──────── Source material ────────

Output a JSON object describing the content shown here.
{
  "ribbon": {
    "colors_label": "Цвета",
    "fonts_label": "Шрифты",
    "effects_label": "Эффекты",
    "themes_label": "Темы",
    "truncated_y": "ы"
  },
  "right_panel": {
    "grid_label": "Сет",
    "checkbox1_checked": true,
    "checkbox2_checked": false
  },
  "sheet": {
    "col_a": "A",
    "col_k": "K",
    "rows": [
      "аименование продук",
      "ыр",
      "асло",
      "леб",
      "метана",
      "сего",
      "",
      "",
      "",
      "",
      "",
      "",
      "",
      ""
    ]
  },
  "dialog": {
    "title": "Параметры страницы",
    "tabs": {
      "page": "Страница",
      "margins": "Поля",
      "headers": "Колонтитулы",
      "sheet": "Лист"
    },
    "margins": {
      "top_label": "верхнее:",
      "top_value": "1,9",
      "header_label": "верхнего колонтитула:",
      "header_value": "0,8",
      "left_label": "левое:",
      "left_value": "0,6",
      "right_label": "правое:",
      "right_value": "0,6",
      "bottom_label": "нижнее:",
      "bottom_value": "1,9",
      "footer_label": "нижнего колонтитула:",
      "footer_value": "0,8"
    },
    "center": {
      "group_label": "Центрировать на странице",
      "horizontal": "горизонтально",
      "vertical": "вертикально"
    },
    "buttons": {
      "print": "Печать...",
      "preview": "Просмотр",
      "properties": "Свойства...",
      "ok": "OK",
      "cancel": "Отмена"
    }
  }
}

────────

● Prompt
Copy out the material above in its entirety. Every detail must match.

● Exercise answer
Output a JSON object describing the content shown here.
{
  "ribbon": {
    "colors_label": "Цвета",
    "fonts_label": "Шрифты",
    "effects_label": "Эффекты",
    "themes_label": "Темы",
    "truncated_y": "ы"
  },
  "right_panel": {
    "grid_label": "Сет",
    "checkbox1_checked": true,
    "checkbox2_checked": false
  },
  "sheet": {
    "col_a": "A",
    "col_k": "K",
    "rows": [
      "аименование продук",
      "ыр",
      "асло",
      "леб",
      "метана",
      "сего",
      "",
      "",
      "",
      "",
      "",
      "",
      "",
      ""
    ]
  },
  "dialog": {
    "title": "Параметры страницы",
    "tabs": {
      "page": "Страница",
      "margins": "Поля",
      "headers": "Колонтитулы",
      "sheet": "Лист"
    },
    "margins": {
      "top_label": "верхнее:",
      "top_value": "1,9",
      "header_label": "верхнего колонтитула:",
      "header_value": "0,8",
      "left_label": "левое:",
      "left_value": "0,6",
      "right_label": "правое:",
      "right_value": "0,6",
      "bottom_label": "нижнее:",
      "bottom_value": "1,9",
      "footer_label": "нижнего колонтитула:",
      "footer_value": "0,8"
    },
    "center": {
      "group_label": "Центрировать на странице",
      "horizontal": "горизонтально",
      "vertical": "вертикально"
    },
    "buttons": {
      "print": "Печать...",
      "preview": "Просмотр",
      "properties": "Свойства...",
      "ok": "OK",
      "cancel": "Отмена"
    }
  }
}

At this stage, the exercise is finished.